China on Tuesday asked Washington to extend help to Pakistan with “some real action” instead of commenting on Islamabad’s relations with Beijing.
“The US had better help Pakistani people with real action rather than just commenting on China-Pakistan cooperation,” said Chinese Foreign Ministry’s spokesman Wang Wenbin in response to Washington’s statement that Pakistan should ask Beijing for debt relief.
Beijing’s comments came after US Secretary of State Antony Blinken asked flood-hit Pakistan on Monday to “seek debt relief from China.”
“I also urged our colleagues to engage China on some of the important issues of debt relief and restructuring so that Pakistan can more quickly recover from the floods,” Blinken said after talks with Pakistani Foreign Minister Bilawal Bhutto-Zardari in Washington.
Blinken also announced another $10 million in food security assistance for the floods-hit South Asian country.
“And we send a simple message.

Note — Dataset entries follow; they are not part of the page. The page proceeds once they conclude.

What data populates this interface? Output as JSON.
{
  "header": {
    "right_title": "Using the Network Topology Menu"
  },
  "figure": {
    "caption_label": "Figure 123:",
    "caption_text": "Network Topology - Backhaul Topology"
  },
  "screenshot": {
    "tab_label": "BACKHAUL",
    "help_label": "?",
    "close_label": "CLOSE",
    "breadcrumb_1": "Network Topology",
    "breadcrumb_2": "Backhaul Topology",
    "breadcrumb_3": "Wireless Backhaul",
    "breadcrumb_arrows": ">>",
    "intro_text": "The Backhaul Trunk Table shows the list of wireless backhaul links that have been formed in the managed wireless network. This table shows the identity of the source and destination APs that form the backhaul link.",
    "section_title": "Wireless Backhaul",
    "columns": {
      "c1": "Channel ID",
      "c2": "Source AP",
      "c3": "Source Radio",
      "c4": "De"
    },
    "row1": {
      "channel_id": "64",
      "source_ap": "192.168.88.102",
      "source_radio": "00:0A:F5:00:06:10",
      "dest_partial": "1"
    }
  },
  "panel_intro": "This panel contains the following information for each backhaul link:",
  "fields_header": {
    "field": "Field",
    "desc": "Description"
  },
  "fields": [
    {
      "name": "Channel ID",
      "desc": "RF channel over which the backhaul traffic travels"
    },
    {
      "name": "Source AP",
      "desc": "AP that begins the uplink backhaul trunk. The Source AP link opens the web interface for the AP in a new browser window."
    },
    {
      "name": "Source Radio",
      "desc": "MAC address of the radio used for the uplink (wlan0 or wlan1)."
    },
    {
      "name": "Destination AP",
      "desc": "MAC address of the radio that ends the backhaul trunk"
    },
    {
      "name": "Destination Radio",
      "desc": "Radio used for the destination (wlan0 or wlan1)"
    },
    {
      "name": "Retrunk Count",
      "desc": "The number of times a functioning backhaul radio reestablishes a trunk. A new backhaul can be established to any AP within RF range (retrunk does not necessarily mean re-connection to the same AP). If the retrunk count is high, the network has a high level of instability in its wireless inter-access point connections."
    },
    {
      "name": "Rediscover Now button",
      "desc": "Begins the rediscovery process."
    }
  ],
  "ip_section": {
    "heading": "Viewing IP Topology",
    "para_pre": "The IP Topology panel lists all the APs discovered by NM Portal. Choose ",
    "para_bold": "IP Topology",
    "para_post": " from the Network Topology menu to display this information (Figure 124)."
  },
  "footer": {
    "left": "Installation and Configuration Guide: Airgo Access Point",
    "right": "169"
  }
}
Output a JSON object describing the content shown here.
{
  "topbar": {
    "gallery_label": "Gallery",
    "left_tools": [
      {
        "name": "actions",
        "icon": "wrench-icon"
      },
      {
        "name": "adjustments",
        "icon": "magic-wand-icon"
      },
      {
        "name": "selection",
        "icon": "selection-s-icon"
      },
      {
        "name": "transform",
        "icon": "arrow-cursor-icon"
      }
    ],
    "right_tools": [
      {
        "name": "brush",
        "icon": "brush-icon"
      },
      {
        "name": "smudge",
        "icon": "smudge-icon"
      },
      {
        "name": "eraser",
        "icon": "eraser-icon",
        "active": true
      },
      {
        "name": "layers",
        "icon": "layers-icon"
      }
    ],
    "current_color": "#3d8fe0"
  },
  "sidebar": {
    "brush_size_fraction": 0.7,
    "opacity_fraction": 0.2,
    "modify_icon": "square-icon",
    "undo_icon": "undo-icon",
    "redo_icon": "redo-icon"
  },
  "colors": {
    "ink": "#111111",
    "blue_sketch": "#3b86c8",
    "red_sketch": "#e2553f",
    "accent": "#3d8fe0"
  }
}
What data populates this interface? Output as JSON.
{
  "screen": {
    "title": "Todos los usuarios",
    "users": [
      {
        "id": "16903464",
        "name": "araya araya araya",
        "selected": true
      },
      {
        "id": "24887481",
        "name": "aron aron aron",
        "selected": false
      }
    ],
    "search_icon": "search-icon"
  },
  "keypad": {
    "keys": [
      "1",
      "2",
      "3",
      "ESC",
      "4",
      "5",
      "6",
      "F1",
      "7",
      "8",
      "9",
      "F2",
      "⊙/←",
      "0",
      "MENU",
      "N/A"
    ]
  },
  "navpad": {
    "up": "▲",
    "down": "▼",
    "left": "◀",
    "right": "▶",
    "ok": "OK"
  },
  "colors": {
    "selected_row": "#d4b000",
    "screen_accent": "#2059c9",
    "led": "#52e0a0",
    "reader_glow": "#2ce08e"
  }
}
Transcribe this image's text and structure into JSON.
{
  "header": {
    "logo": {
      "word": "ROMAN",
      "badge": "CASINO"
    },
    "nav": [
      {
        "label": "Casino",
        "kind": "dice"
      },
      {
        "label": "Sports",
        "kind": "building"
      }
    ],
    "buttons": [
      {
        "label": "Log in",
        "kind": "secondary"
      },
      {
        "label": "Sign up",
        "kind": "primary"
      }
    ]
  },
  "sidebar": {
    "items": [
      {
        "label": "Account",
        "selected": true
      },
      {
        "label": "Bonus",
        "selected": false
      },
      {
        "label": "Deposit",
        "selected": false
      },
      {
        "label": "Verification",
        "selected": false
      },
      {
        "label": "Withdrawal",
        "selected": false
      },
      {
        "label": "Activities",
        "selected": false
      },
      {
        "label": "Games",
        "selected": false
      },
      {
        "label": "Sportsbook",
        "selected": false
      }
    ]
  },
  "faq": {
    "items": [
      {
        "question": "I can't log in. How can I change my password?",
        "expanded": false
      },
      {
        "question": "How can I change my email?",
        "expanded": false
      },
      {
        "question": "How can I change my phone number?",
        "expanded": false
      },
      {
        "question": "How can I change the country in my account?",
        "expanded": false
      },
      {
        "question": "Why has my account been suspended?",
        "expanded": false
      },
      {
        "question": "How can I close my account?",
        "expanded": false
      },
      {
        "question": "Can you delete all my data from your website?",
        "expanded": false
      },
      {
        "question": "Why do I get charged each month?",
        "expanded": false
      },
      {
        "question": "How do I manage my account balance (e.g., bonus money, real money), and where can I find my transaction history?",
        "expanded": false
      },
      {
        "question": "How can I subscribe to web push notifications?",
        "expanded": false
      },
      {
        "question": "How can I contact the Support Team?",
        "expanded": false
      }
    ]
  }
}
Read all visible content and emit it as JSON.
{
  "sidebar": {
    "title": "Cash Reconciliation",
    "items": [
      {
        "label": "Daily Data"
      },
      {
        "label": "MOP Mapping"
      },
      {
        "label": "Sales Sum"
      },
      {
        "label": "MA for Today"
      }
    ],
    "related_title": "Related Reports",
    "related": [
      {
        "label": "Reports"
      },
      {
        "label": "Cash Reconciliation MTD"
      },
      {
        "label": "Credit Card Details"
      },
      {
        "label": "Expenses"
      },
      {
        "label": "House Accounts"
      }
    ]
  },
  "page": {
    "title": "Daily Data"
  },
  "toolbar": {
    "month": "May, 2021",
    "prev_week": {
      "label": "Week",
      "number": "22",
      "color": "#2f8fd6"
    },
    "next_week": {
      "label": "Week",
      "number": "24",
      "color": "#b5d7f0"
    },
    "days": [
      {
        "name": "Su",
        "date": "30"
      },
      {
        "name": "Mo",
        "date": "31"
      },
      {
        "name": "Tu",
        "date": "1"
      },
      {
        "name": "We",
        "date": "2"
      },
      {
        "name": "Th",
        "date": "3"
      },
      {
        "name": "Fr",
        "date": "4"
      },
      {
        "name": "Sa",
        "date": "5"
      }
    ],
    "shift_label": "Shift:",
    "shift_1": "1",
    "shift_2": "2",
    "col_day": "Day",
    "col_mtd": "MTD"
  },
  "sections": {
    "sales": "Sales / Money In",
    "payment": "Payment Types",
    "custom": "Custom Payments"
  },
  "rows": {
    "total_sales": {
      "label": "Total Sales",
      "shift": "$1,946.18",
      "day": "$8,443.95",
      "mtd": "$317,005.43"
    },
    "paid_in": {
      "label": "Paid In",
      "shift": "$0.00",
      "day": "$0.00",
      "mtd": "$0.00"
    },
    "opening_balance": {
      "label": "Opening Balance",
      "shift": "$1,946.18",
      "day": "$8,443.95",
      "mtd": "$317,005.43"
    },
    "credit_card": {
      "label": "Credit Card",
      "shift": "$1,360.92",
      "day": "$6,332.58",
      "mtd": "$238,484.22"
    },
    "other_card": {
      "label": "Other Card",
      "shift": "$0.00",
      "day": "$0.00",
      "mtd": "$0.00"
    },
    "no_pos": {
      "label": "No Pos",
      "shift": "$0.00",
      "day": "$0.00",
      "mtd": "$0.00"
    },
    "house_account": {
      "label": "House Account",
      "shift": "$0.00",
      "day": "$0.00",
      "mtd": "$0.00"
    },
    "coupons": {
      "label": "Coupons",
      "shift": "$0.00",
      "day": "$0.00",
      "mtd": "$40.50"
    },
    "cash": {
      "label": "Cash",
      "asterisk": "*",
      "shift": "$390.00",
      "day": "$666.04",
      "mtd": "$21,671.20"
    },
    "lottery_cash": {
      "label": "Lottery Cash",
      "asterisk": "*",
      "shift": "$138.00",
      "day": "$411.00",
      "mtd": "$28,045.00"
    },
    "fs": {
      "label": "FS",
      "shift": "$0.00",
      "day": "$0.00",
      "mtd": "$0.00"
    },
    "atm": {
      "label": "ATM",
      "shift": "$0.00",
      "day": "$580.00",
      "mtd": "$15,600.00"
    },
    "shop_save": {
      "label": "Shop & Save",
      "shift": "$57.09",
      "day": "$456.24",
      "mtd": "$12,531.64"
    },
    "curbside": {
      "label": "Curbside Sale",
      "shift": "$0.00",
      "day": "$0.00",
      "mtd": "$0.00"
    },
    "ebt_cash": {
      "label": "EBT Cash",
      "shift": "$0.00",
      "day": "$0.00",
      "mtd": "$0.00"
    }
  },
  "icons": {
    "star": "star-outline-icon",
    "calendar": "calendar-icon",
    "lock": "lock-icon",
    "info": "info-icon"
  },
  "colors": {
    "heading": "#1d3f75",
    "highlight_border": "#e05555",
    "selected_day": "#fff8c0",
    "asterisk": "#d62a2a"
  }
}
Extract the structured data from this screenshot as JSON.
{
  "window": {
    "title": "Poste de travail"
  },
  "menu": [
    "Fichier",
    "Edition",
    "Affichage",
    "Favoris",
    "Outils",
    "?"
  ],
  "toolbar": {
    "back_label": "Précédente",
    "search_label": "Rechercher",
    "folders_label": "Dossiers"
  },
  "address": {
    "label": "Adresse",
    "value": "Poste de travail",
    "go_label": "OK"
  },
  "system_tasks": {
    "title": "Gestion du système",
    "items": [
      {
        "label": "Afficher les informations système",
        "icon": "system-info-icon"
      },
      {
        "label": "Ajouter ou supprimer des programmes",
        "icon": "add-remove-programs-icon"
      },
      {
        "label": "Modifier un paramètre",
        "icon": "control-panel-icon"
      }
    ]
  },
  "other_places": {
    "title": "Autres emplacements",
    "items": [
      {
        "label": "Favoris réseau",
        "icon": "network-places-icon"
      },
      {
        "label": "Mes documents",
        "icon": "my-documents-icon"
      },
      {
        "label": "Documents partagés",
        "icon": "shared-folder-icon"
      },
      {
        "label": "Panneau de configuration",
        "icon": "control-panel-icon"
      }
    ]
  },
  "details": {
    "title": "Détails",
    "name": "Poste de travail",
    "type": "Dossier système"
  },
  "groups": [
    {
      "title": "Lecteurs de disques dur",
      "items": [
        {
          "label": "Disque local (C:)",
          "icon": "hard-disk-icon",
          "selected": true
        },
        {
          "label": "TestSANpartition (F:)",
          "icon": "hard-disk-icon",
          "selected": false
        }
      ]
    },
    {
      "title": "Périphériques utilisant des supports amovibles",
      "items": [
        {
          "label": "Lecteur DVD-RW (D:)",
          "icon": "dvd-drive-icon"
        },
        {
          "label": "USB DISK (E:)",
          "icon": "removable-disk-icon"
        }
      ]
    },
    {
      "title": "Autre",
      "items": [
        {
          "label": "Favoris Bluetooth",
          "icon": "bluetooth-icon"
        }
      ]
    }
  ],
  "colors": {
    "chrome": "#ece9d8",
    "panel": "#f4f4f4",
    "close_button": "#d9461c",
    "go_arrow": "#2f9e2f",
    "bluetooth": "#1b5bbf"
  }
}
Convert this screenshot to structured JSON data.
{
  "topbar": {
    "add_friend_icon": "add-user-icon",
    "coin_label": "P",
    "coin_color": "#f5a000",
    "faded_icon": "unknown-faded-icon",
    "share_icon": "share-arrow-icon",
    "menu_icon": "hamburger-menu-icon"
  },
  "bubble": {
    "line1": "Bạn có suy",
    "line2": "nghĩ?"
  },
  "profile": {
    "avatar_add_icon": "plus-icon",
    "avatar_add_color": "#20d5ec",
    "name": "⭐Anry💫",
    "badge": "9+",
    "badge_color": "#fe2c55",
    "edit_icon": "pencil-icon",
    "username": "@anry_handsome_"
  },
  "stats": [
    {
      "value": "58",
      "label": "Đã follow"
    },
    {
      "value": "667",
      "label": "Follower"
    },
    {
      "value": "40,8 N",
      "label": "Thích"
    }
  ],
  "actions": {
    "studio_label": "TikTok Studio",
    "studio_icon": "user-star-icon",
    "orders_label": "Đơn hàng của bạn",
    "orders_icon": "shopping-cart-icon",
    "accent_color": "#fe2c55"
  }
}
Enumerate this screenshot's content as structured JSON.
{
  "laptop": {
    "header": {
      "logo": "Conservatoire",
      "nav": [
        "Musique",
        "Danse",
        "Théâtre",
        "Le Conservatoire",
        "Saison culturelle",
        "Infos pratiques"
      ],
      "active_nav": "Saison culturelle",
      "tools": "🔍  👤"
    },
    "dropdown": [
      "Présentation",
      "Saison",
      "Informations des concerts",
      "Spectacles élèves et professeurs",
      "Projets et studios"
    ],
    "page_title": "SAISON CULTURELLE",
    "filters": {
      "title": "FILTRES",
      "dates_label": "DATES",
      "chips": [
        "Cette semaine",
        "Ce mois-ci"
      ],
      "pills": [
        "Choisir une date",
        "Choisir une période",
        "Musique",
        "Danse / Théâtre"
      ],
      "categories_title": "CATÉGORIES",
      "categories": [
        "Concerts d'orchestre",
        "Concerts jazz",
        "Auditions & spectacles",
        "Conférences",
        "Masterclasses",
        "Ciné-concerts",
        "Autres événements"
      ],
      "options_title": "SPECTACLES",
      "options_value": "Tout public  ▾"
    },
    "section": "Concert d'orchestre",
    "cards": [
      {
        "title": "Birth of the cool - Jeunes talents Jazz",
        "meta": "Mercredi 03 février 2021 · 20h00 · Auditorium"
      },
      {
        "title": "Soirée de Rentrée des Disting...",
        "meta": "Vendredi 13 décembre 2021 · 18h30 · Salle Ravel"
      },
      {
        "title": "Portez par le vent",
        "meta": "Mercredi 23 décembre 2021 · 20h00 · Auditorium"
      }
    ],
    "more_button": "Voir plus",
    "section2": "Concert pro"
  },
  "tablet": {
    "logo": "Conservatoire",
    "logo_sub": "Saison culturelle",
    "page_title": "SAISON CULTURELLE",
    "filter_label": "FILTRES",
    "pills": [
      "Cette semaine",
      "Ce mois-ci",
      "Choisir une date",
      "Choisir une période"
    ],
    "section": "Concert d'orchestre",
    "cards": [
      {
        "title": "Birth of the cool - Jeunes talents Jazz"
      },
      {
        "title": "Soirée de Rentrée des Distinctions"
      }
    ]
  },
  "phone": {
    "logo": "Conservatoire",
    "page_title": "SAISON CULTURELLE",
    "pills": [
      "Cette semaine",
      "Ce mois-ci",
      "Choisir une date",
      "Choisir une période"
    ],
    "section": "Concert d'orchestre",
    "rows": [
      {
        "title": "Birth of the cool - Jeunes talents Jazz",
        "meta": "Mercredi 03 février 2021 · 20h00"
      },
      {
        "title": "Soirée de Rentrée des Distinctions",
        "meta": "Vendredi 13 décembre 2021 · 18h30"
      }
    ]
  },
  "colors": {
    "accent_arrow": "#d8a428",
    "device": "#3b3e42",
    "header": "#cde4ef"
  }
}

We are here for Pakistan, just as we've been during past natural disasters,” he added.
With the economy badly hit, Pakistan has seen foreign reserves falling amid rising foreign debt when a third of the country is under water weeks after the floods. Around 33 million are affected by the floods, mostly in southern Sindh province.
China and Pakistan are strategic partners, with decades-long strong bilateral ties which the two sides call the “iron brother relationship.”
Since 2014, under China-Pakistan Economic Corridor, Beijing has invested around $28 billion in Pakistan, improving the country’s infrastructure and developing its energy resources. A major portion of the investments is in the form of loans.